Task statement:
Report every line of the entries that contains the word "icon".

Component data from apps and pages

= = = = =

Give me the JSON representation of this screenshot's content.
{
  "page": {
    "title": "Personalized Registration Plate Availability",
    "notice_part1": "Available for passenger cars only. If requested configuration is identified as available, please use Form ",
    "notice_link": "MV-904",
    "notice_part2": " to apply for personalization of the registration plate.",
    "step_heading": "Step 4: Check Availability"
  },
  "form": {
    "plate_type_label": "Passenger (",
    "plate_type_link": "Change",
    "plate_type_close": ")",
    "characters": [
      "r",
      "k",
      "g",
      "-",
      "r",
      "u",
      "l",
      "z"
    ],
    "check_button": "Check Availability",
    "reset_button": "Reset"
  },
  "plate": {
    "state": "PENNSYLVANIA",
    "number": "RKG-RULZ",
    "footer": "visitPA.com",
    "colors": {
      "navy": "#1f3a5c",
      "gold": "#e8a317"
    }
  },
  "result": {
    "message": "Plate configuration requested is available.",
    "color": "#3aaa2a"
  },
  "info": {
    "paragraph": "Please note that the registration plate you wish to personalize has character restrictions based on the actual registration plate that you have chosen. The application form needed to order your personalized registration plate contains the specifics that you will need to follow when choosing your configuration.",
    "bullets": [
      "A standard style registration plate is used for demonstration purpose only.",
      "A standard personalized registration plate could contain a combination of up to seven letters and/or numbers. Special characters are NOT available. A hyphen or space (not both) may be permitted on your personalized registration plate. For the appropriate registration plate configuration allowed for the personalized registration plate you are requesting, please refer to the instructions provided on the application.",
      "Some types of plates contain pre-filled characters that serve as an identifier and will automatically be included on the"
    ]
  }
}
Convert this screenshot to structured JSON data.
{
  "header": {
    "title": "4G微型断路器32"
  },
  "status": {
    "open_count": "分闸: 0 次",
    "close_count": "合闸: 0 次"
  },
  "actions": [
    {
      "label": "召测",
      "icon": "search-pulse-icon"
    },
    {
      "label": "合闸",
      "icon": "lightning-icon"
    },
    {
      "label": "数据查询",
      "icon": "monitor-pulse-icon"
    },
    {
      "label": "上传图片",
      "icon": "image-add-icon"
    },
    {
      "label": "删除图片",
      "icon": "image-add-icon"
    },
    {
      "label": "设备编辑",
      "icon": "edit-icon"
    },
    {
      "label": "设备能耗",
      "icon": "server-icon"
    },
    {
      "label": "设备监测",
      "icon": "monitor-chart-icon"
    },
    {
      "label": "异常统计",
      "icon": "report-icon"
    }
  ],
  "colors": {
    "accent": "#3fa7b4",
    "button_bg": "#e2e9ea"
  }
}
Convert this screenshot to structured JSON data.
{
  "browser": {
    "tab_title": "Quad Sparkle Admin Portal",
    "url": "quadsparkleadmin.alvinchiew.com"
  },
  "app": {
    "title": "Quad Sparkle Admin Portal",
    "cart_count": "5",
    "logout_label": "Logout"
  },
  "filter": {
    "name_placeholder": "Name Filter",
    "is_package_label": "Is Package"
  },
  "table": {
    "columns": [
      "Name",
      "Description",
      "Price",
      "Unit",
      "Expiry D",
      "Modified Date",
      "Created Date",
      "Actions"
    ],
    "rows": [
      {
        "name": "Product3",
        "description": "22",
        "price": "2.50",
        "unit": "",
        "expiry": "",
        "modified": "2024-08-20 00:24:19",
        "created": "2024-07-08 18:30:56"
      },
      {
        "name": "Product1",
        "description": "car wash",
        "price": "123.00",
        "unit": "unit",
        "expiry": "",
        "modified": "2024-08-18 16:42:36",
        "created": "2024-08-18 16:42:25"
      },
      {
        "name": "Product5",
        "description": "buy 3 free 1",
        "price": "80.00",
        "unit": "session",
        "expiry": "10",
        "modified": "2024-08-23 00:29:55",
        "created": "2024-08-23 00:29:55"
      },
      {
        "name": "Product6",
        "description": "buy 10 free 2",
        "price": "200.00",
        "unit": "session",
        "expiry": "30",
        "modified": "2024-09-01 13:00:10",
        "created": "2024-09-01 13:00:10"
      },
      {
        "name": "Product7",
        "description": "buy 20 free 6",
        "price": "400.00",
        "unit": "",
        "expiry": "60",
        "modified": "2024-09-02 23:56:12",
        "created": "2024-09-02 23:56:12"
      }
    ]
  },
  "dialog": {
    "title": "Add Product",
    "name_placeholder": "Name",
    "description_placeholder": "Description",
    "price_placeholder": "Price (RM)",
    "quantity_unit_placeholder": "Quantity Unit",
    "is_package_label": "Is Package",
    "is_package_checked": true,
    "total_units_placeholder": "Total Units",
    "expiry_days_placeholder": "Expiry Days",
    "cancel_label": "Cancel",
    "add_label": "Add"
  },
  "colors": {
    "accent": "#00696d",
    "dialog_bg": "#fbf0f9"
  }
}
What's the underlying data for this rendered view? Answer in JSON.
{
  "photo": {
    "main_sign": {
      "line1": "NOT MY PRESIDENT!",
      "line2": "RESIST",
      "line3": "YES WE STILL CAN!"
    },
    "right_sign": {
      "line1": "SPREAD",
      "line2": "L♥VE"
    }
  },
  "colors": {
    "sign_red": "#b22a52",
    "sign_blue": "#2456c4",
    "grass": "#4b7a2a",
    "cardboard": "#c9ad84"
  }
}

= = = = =

Your response:
      "icon": "search-pulse-icon"
      "icon": "lightning-icon"
      "icon": "monitor-pulse-icon"
      "icon": "image-add-icon"
      "icon": "image-add-icon"
      "icon": "edit-icon"
      "icon": "server-icon"
      "icon": "monitor-chart-icon"
      "icon": "report-icon"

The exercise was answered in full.